We developed program package for variational solving of the time-independent Schrödinger equation. The program is coded in FORTRAN-95 and is aimed to solve the vibrational SE on a generalized potential energy hypersurface (PES). We tested the package for three distinct chemical problems; namely, the umbrella inversion of ammonia, OH stretching motion of sodium hydrogen bissulfate, and hydrogen dynamics in soybean lipoxygenase-1 (SLO-1), yielding good agreement with the available experimental and previously published computational data. The program package is available from the authors on request.
Hydration of histamine was examined by infrared spectroscopy and Car-Parrinello molecular dynamics simulation. Vibrational spectra and our calculations clearly demonstrated that the ring amino group forms weaker hydrogen bonds with water molecules than the alkyl amino group. The results are important for histamine transporters and histamine receptor activation.
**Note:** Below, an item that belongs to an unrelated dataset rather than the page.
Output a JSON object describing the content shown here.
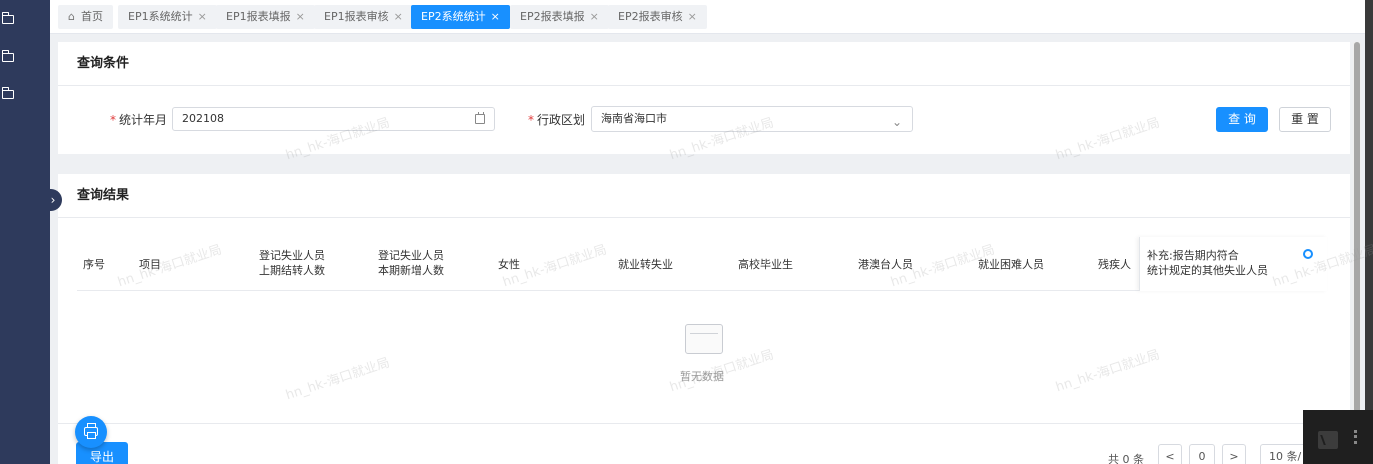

On the basis of quantum chemical calculations, we have proposed a new two-step hydride mechanism for the MAO-catalysed oxidative deamination of amines. In the rate-limiting first step, through its N5 atom, the flavin abstracts a hydride anion from the substrate \alpha-carbon atom and forms a strong covalent adduct with the thus created cation. This is followed by flavin N1 deprotonation of the substrate amino group, facilitated with two active-site water molecules, to produce fully reduced flavin, FADH2, and neutral imine. We have demonstrated that our mechanism is in agreement with available experimental data and provided evidence against both traditional polar nucleophilic and single-electron radical pathways. These results provide valuable information for mechanistic studies on other flavoenzymes and for the design of new antidepressants and antiparkinsonian drugs.
In order to investigate features essential for the modes of action of MAO, we have calculated pKa values of three relevant tyrosine residues in the MAO B active site, with and without dopamine bound as the substrate (as well as the pKa of the dopamine itself in the active site). The calculated pKa values for Tyr188, Tyr398, and Tyr435 in the complex are found to be shifted upward relative to aqueous solution, ruling out the likelihood that they are viable proton acceptors. The altered tyrosine pKa values could be rationalized as an interplay of two opposing effects: insertion of positively charged bulky dopamine that lowers tyrosine pKa values, and subsequent removal of water molecules from the active site that elevates tyrosine pKa values, in which the latter prevails. We demonstrated that the dopamine amino group is most likely to be present in the active site in its protonated form, although is it inexpensive in terms of free energy to be deprotonated. This study is relevant for design of novel and improved MAO B inhibitors.
We used quantum-chemical methods to study seven possible mechanisms of monoamine oxidase (MAO) inhibition by acetylenic inhibitors, considering neutral, cationic, anionic and radical mechanisms. We demonstrated that polar anionic mechanism, involving deprotonation of the inhibitor molecule at the terminal acetylene carbon atom, is the most plausible. Radical and and cationic mechanism are not plausible. Together with additional experimental and theoretical work, the results presented here could lead to better understanding of the nature of MAO inhibition and possible design of new antiparkinsonians as improved MAO B inhibitors.